(Items from an interface collection)
+ + +
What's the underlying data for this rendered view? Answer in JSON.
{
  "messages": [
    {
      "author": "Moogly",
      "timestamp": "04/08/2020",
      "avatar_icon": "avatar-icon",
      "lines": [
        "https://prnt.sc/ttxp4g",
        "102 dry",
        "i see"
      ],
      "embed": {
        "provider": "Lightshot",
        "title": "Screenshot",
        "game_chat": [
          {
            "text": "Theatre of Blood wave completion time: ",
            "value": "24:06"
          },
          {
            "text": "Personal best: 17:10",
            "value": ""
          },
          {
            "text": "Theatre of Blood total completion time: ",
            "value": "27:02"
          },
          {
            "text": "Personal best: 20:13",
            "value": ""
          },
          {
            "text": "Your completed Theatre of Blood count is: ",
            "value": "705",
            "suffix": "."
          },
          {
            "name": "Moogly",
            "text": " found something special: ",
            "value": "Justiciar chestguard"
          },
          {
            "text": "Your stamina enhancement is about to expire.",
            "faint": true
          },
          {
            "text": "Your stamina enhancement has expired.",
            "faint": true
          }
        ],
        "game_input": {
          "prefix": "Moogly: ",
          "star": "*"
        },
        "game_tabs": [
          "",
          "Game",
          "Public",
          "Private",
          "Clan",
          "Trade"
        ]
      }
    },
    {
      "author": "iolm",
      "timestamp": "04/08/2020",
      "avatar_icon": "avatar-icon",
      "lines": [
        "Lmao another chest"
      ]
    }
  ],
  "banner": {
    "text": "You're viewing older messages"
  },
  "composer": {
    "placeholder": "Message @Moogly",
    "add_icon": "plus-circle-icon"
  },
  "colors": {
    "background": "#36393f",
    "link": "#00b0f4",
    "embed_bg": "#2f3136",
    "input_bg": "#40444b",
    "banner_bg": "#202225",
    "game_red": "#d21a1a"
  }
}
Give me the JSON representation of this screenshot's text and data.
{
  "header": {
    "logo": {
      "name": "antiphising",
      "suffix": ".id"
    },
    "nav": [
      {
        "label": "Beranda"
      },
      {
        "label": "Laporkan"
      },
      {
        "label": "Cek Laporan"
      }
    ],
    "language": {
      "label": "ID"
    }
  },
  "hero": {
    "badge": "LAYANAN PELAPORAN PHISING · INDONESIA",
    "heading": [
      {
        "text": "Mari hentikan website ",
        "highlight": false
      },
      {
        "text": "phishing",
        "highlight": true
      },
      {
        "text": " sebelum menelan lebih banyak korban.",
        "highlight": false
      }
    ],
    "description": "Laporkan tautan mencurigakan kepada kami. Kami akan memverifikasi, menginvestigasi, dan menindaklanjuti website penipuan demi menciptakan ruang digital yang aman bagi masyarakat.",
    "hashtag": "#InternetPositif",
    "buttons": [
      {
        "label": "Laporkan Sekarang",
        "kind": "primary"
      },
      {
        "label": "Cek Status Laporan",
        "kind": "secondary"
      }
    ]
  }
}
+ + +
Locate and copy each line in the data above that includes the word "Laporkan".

→ **ANSWER BELOW**
        "label": "Laporkan"
    "description": "Laporkan tautan mencurigakan kepada kami. Kami akan memverifikasi, menginvestigasi, dan menindaklanjuti website penipuan demi menciptakan ruang digital yang aman bagi masyarakat.",
        "label": "Laporkan Sekarang",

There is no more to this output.